“You will not concede me philosophical poetry. Invert the order! Will you give me poetical philosophy, poetical science?”
— Ada Lovelace in a letter to her mother
You can probably count on one hand the number of times I’ve ever given a talk, and it’s not very often we have women-focused tech events. So besides the ones we do at the Philippine Web Designers Organization, the first Women Who WordPress Manila, made possible with Women Who Code Manila and WordPress User Group Philippines, is quite notable in my book.
— Women Who Code MNL (@WWCodeManila) August 5, 2017
People throw the word “empowering” in conversations about representation, diversity, and gender equality, but when you actually read or hear someone say that’s how they feel after experiencing such efforts, you start to feel that, wow, maybe this is actually making an impact. That when you see so many women at a tech event that the room can’t even hold everyone, you realize more things are possible. (See also: the Wonder Woman effect)
For my workshop track of creating a WordPress theme from scratch I thought I’d highlight the pivotal role women have had in computing history, so I made one for an imaginary blog of Ada Lovelace.
I just loved the idea of mixing flowers and gears together—there’s some allegory in there about feminine and masculine stereotypes—which was probably unconsciously inspired by the beautiful art and story of the S-Town podcast.
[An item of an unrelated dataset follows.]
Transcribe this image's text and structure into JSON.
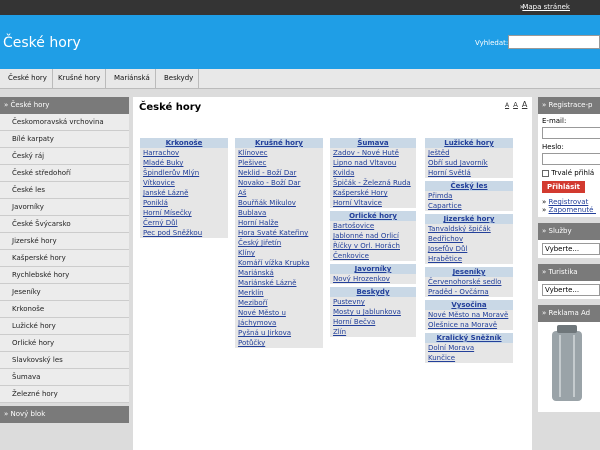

If I had more time I’d make it a little more steampunk-y. The color scheme was totally generated from this portrait, which is just so fancy and vibrant.
If you’re not aware who Augusta Byron-King is, she’s considered one of the first computer programmers in the world. She worked with Charles Babbage (who invented the Analytical Engine, the first design for the general-purpose computer), was acquaintances with Dickens & Faraday, is daughter of Lord Byron, and became countess of Lovelace.
The combination of her parents’ influences exposed her to both artistic and mathematical pursuits, shaping her thinking and approach to her work, which she called “poetical science”.
WordPress just so happens to have the motto, “Code is poetry”, so I thought it was the perfect collision of these two worlds.
As to whether I’ll release the design as a WordPress theme, I just might ;) But I gotta find some time to make it usable enough. WP themes these days are full of bells and whistles—this isn’t going to be that.
If you’d like join or support groups that encourage women in Philippine tech, here’s a modest but growing list!